[Page and application data records]
^^^^^^^^^^^^^^^^

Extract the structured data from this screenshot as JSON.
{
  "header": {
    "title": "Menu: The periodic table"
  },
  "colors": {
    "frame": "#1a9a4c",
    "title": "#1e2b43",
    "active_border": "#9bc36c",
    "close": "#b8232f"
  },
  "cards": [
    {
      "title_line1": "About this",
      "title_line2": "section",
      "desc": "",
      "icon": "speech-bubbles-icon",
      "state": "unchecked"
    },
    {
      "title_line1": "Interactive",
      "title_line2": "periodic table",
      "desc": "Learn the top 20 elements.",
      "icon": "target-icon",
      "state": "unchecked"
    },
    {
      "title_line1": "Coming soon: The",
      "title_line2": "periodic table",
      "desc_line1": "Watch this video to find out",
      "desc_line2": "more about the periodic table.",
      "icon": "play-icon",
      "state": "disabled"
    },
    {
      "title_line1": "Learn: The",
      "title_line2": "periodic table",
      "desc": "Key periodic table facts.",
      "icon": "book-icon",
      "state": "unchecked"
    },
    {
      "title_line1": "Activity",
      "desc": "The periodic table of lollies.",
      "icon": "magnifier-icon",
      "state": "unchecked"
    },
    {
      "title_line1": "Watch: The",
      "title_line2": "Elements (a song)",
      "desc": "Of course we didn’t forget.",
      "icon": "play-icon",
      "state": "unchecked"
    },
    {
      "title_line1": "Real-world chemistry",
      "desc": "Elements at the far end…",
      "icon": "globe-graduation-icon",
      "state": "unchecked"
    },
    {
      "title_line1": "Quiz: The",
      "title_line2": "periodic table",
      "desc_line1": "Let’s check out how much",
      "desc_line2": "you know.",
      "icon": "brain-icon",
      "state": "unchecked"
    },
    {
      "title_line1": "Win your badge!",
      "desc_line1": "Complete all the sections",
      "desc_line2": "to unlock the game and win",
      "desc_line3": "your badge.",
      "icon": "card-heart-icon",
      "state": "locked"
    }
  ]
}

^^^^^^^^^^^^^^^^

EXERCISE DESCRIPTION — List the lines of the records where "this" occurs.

ANSWER BELOW —
Extract the structured data from this screenshot as JSON.
      "title_line1": "About this",
      "desc_line1": "Watch this video to find out",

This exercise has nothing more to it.